The European Food Safety Authority (EFSA) have recently published a report on using insects as a protein source for animal feed and human consumption. It found that edible (fit to be eaten as food) insects could contain biological (of or relating to the products and operations ofapplied biology) and chemical contaminants (something that contaminates (to make impure or unsuitable by contact or mixture with something unclean, bad, etc)), depending on how the large scale insect farms were managed.
With an estimated (to form an approximate judgment or opinion regarding the worth, amount, size, weight, etc.,of; calculate approximately) global population of 9 billion by 2050, using insects as a high quality source of protein as feed (for chickens, for example) could give a much needed food conversion rate (lower levels of initial energy and water required). Insect meat is also a quality source of fat, fibre, minerals and vitamins.

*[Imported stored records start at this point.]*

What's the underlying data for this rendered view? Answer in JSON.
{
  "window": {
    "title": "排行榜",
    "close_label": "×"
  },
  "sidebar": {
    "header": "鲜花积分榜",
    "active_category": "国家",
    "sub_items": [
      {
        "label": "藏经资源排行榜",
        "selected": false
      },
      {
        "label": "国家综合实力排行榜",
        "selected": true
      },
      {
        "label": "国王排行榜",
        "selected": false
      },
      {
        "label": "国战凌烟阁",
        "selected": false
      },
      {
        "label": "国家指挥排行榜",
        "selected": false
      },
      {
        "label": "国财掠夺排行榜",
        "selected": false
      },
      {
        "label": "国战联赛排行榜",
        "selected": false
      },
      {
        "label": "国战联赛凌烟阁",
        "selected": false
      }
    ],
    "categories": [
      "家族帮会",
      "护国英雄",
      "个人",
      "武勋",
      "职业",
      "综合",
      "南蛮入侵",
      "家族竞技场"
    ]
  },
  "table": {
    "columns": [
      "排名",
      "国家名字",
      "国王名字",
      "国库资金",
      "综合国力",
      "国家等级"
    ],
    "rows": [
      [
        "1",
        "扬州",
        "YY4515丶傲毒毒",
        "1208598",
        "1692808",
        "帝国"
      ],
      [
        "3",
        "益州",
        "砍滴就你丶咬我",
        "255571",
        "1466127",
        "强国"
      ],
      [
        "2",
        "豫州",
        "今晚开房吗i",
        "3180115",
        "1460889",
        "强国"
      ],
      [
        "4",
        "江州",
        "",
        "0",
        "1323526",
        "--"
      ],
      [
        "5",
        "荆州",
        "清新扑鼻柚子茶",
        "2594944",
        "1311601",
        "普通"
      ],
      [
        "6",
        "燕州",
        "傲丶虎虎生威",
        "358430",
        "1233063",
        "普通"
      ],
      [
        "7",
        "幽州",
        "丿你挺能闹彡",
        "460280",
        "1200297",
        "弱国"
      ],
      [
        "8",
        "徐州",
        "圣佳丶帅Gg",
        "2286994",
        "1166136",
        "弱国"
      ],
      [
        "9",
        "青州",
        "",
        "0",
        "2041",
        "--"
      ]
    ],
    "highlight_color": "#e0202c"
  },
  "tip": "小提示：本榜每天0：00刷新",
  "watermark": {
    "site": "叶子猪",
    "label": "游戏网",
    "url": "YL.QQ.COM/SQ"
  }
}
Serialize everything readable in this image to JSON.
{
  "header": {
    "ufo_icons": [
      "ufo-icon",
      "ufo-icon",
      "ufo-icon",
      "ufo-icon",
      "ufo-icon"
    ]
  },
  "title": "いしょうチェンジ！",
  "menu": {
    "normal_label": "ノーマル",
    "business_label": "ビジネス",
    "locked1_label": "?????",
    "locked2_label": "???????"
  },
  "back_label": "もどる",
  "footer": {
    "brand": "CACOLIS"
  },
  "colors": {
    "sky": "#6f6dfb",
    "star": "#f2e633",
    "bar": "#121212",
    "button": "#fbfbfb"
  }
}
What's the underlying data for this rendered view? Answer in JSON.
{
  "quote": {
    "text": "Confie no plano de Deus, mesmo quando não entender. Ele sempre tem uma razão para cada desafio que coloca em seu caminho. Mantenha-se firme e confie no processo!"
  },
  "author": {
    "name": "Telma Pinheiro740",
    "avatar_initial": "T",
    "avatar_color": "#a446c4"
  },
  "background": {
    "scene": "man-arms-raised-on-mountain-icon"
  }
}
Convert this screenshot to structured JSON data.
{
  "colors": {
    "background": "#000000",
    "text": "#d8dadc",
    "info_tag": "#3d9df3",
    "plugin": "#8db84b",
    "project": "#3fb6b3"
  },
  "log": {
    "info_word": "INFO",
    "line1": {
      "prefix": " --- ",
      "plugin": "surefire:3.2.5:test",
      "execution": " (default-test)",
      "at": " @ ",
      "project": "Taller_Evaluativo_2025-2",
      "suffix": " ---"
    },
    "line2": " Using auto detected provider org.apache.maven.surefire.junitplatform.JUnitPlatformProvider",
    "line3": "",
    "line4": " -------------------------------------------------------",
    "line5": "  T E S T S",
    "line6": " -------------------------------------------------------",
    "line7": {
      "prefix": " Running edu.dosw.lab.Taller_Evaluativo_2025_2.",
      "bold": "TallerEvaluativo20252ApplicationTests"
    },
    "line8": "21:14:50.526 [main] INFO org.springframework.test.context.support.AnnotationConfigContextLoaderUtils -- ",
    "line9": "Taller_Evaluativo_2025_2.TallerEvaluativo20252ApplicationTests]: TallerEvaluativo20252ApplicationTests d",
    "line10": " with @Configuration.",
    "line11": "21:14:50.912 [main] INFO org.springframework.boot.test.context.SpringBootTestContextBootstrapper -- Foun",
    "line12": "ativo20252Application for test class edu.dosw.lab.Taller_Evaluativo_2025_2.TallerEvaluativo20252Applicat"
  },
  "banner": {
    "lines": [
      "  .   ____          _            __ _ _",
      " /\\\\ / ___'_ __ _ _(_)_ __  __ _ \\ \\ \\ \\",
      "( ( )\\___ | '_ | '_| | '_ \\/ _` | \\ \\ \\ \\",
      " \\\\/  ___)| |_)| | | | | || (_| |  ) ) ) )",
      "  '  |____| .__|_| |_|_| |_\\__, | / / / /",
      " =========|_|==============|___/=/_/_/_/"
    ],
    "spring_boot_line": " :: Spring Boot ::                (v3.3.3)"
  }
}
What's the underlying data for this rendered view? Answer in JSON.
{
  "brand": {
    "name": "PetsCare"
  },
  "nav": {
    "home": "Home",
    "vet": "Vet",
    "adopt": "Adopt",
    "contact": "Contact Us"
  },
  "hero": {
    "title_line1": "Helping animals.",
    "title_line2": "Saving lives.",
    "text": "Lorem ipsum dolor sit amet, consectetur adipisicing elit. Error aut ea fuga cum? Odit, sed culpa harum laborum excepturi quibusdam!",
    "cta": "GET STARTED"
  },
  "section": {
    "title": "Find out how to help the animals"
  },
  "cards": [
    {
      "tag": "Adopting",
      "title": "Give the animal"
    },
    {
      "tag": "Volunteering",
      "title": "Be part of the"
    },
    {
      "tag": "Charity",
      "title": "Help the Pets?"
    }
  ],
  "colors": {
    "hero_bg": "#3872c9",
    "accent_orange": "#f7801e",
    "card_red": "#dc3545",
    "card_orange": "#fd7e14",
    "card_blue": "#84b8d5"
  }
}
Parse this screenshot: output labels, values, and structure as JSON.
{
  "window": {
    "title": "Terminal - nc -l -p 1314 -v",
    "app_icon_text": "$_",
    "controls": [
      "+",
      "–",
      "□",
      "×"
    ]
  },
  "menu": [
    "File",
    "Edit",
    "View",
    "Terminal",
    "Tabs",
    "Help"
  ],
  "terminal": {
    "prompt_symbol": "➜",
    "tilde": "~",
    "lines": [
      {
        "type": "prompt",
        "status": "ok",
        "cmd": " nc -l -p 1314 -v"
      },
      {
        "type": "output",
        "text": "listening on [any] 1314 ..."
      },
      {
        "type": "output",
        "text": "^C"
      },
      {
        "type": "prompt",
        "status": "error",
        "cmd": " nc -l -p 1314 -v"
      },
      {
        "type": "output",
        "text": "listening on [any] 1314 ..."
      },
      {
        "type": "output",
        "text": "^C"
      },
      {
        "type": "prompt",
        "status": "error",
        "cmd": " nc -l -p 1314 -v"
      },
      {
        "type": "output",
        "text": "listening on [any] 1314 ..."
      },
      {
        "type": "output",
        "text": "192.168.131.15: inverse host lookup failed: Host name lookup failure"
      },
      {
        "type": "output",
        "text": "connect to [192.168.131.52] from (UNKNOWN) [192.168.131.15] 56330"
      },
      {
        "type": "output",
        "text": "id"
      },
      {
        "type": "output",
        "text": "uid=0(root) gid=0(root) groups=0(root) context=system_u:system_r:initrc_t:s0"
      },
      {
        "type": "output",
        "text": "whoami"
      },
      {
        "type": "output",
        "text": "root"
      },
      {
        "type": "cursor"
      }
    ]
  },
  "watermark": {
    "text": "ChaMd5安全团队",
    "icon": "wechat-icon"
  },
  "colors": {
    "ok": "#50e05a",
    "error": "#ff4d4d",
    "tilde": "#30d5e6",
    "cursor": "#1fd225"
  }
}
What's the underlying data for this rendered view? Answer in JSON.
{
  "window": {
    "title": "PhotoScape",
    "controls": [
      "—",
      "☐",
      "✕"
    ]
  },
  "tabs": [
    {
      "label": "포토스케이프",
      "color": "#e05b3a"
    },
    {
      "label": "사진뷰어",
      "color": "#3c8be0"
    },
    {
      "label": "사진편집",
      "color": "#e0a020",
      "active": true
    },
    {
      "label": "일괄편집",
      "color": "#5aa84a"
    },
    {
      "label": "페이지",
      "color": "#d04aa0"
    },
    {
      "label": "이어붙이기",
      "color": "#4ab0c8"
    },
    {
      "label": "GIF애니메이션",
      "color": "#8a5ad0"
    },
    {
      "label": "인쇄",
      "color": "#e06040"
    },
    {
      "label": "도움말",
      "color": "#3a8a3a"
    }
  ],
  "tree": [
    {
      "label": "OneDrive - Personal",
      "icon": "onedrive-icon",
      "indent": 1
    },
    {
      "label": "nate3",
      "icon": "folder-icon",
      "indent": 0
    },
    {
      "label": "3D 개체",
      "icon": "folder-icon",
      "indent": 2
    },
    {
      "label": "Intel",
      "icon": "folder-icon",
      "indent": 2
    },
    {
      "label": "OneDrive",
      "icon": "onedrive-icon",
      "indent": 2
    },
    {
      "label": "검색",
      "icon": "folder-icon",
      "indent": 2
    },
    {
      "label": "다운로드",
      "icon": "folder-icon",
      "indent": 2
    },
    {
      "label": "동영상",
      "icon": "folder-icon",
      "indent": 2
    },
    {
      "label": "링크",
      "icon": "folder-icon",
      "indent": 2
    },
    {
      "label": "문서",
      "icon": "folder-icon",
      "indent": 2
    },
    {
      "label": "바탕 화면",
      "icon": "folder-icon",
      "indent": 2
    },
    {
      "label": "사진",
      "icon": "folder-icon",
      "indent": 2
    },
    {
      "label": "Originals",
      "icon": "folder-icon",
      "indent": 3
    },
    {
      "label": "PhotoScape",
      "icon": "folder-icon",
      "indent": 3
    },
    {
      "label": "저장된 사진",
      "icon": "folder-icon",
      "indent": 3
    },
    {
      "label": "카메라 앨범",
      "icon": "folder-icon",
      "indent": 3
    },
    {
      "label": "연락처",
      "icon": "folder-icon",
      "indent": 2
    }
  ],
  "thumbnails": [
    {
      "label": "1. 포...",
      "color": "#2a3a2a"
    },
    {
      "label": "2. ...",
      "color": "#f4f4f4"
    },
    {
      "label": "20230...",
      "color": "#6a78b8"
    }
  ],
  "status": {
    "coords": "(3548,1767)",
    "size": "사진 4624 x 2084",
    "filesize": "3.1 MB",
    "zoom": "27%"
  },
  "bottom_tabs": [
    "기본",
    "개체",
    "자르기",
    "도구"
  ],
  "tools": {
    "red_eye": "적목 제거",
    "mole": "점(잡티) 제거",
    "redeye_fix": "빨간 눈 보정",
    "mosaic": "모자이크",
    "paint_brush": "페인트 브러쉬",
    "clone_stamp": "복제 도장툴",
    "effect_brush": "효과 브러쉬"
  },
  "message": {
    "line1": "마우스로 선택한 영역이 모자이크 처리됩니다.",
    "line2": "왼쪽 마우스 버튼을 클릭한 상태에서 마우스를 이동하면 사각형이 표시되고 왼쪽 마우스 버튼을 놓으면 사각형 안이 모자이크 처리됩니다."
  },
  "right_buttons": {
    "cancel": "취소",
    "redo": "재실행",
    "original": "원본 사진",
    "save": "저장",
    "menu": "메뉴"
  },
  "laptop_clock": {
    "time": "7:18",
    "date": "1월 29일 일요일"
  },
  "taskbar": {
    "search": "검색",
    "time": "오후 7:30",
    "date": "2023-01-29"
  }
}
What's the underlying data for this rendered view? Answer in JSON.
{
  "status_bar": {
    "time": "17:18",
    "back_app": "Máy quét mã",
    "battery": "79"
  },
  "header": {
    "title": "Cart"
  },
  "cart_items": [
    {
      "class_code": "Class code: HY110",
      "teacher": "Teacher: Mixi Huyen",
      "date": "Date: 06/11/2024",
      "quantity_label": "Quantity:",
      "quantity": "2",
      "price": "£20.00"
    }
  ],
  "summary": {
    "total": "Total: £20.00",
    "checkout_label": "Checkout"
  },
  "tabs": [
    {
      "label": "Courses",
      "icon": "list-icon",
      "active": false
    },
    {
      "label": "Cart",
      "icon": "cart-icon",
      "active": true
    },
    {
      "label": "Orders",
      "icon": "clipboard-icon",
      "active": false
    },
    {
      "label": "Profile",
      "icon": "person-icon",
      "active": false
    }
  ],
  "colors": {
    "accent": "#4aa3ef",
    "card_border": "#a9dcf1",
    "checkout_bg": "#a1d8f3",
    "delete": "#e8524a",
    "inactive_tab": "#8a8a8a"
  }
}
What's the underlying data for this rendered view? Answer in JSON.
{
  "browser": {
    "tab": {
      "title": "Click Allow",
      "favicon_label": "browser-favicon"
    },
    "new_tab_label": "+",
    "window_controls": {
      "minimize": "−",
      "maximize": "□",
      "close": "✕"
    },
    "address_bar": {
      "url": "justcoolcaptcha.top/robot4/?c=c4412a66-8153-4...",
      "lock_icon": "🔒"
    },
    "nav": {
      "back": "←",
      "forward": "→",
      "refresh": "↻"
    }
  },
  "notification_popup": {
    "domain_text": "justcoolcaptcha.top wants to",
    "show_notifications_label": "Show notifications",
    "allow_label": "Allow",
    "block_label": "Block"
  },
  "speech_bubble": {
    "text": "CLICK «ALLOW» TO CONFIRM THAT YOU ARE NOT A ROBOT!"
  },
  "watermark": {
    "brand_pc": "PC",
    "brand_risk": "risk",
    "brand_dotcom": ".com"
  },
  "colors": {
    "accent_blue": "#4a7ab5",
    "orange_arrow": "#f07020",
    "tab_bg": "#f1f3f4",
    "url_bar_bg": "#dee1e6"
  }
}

It is estimated that insects such as flies , moths, meal worms and crickets/locust
already form the diet of at least 2 billion people. There is still clearly a way to go until western cultures can adopt new foodstuffs (a substance used or capable of being used as nutriment) and a better understanding of the hazards (an unavoidable danger or risk, even though often foreseeable)of eating insects is required for the next step.
Source : http://pestsandpollinators.com/
Pollinators ( an insect that carries pollen from one flower to another) contribute (to give to a common supply)to about 10% of the economic (involving or pertaining to one’s personal resources of money) value of crop production, but the contribution to human nutrition (the process by which organisms take in and utilize food material)by these pollinators is potentially much higher. This is because pollinators support the sexual reproduction (the state of being reproduced)(by transfer of gametes aka pollen) of crops high in essential nutrients that malnourished (poorly or improperly nourished)regions of the world rely on. This suggests that regions already facing food shortages and nutritional (providing nutrition) deficiencies (the quality or condition of being deficient; incompleteness or inadequacy)will suffer particularly hard from the global decline of bees and other pollinators.
Many of the crops dependent on animal vectors (In epidemiology, a vector is any agent (person,animal, or microorganism) that carries and transmits an infectious pathogen into another living organism)to pollinate (convey pollen to or deposit pollen on (a stigma, ovule, flower, or plant) and so allow fertilization)(instead of wind) are the ones most rich in micro nutrients essential for human health. The recent decline of important pollinators, such as the domesticated (tame and kept as a pet or on a farm.)Western honey bee, Apis mellifera, has lead to concerns on the economic and now nutritional situation of crop production. Dr Chaplin-Kramer and colleagues (a person with whom one works in a profession or business)set out to assess (the act of judging or deciding the amount, value, quality, or importance of something, or the judgment or decision that is made)the importance of pollinators to global health by determining which regions these crops are most critical for and what their micro-nutrient content is.